One of the drivers was asked about his monster truck. Turns out his monster truck is sponsored by a firm that makes radio controlled toy cars and trucks. The model was so popular that they created a real "monster" truck based on the toy. Now, this is an interesting development. We're beginning to create real products from toys or even imaginary products.
Which led me to think - how long before someone creates a product or service in a virtual world - Second Life or some other gaming environment - that becomes a real product in the real world?
It seems to me that beyond all of the violent games and other virtual reality many people spend their time in, there will evolve a separate existence for some people - much like Second Life, or some other virtual realm where people can take on their own personas. What's also clear is that someone has to define the rules for that virtual environment - does gravity exist, can your avatar die in a virtual space? I was influenced in this thinking by reading Snow Crash by Neal Stephenson. But what's really interesting is to assume that someone will create a product or service in a virtual world that will make its way to the real world. Given that many people spend time in a virtual existence now, and more will do so as computing and software advance, any new product or service online can be defined and sampled by a large number of people. This means product testing and prototyping should be easier in a virtual space than in real space.
Also, people spending time in a virtual space have much less patience for products or services that don't work or don't add value. The attention span is short and the cost to spend time working with something that doesn't perform well is too high. In fact, product testing in a virtual world makes some sense, given the parameters and the types of people who exist in the virtual space.
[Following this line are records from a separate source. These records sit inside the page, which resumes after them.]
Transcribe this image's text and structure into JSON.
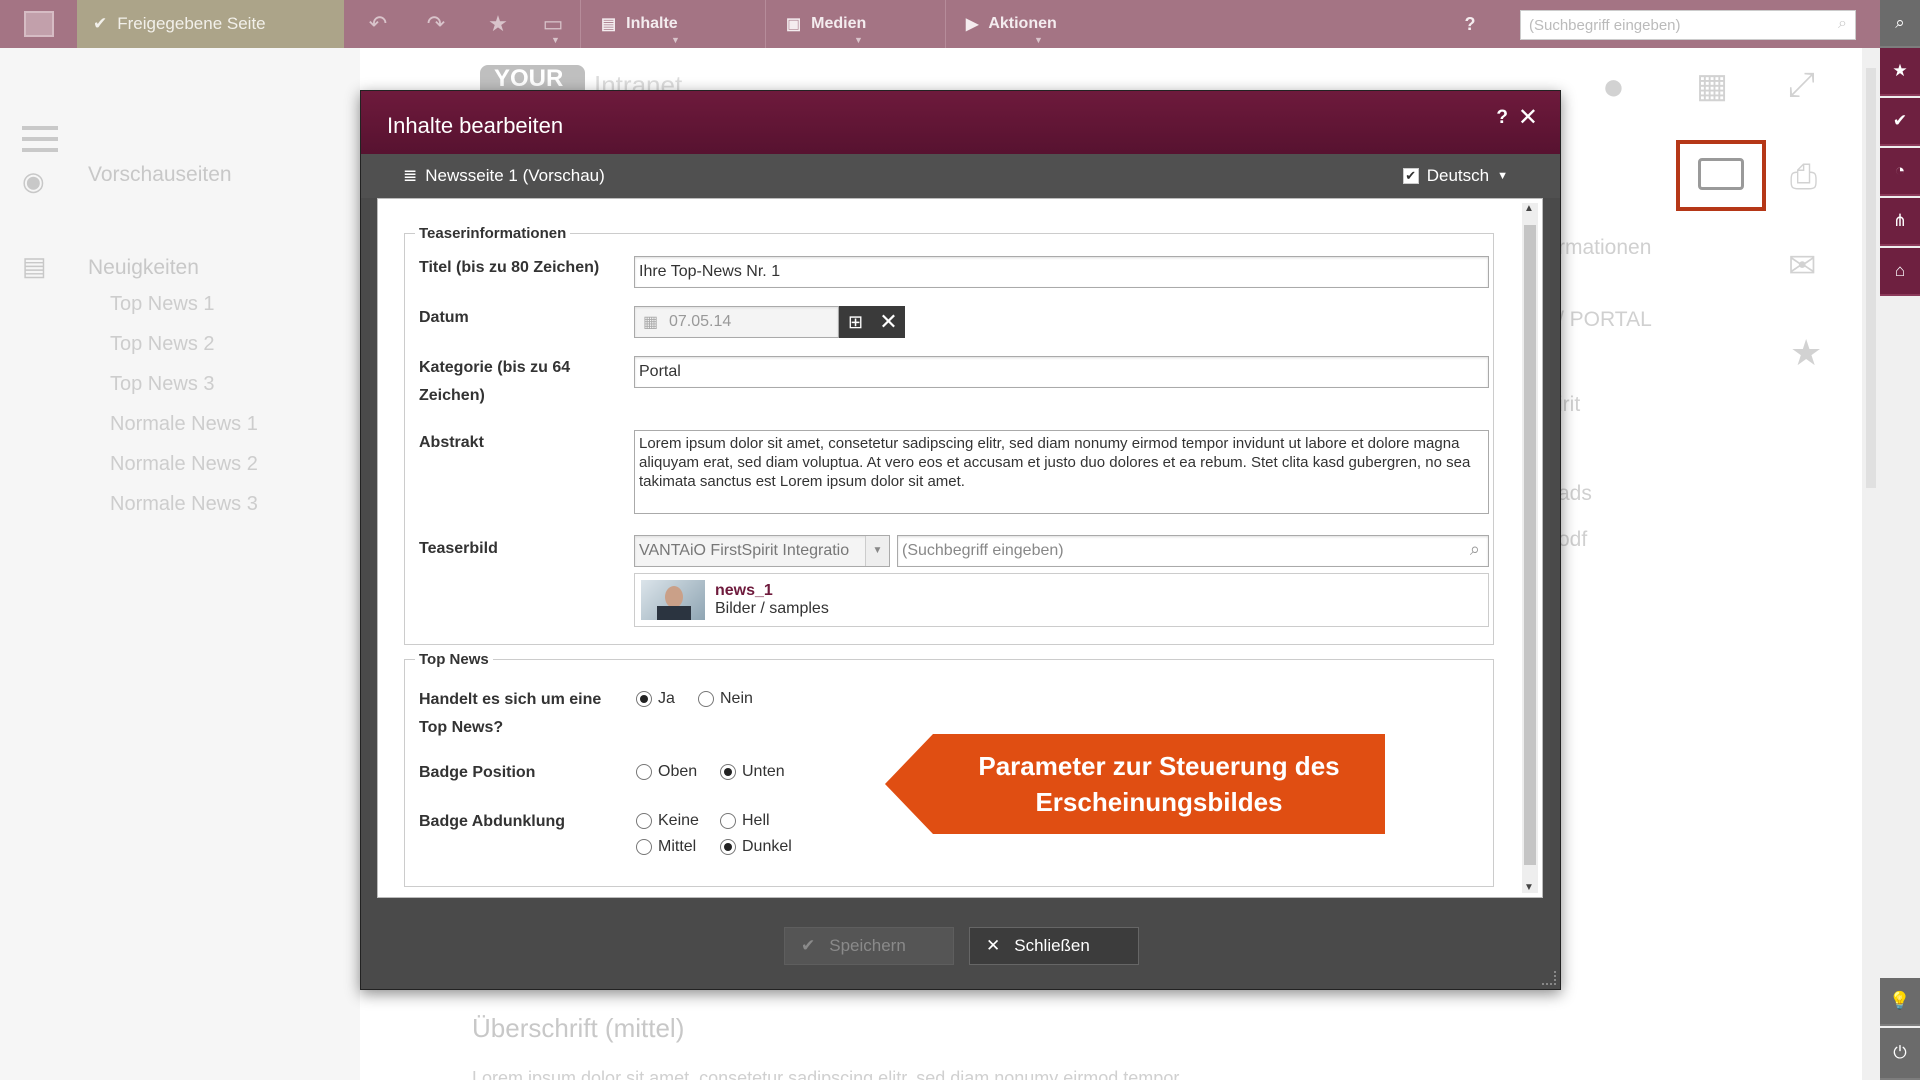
{
  "topbar": {
    "release_label": "Freigegebene Seite",
    "menus": [
      {
        "label": "Inhalte"
      },
      {
        "label": "Medien"
      },
      {
        "label": "Aktionen"
      }
    ],
    "help_label": "?",
    "search_placeholder": "(Suchbegriff eingeben)"
  },
  "leftnav": {
    "preview_label": "Vorschauseiten",
    "news_label": "Neuigkeiten",
    "items": [
      "Top News 1",
      "Top News 2",
      "Top News 3",
      "Normale News 1",
      "Normale News 2",
      "Normale News 3"
    ]
  },
  "background": {
    "brand_logo": "YOUR",
    "brand_sub": "Intranet",
    "right_texts": [
      "rmationen",
      "/ PORTAL",
      "irit",
      "ads",
      "odf"
    ],
    "heading": "Überschrift (mittel)",
    "lorem": "Lorem ipsum dolor sit amet, consetetur sadipscing elitr, sed diam nonumy eirmod tempor"
  },
  "dialog": {
    "title": "Inhalte bearbeiten",
    "help": "?",
    "page_label": "Newsseite 1 (Vorschau)",
    "language": "Deutsch",
    "teaser": {
      "legend": "Teaserinformationen",
      "title_label": "Titel (bis zu 80 Zeichen)",
      "title_value": "Ihre Top-News Nr. 1",
      "date_label": "Datum",
      "date_value": "07.05.14",
      "category_label": "Kategorie (bis zu 64 Zeichen)",
      "category_value": "Portal",
      "abstract_label": "Abstrakt",
      "abstract_value": "Lorem ipsum dolor sit amet, consetetur sadipscing elitr, sed diam nonumy eirmod tempor invidunt ut labore et dolore magna aliquyam erat, sed diam voluptua. At vero eos et accusam et justo duo dolores et ea rebum. Stet clita kasd gubergren, no sea takimata sanctus est Lorem ipsum dolor sit amet.",
      "image_label": "Teaserbild",
      "image_source": "VANTAiO FirstSpirit Integratio",
      "image_search_placeholder": "(Suchbegriff eingeben)",
      "image_name": "news_1",
      "image_path": "Bilder / samples"
    },
    "topnews": {
      "legend": "Top News",
      "is_top_label": "Handelt es sich um eine Top News?",
      "is_top_options": [
        {
          "label": "Ja",
          "selected": true
        },
        {
          "label": "Nein",
          "selected": false
        }
      ],
      "badge_pos_label": "Badge Position",
      "badge_pos_options": [
        {
          "label": "Oben",
          "selected": false
        },
        {
          "label": "Unten",
          "selected": true
        }
      ],
      "badge_dark_label": "Badge Abdunklung",
      "badge_dark_options": [
        {
          "label": "Keine",
          "selected": false
        },
        {
          "label": "Hell",
          "selected": false
        },
        {
          "label": "Mittel",
          "selected": false
        },
        {
          "label": "Dunkel",
          "selected": true
        }
      ]
    },
    "callout": "Parameter zur Steuerung des Erscheinungsbildes",
    "save_label": "Speichern",
    "close_label": "Schließen"
  },
  "colors": {
    "brand": "#6e1a3c",
    "callout": "#e04e12",
    "highlight": "#b53717"
  }
}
Now that some products start life as toys, what's to keep new products and services from starting out in the virtual world?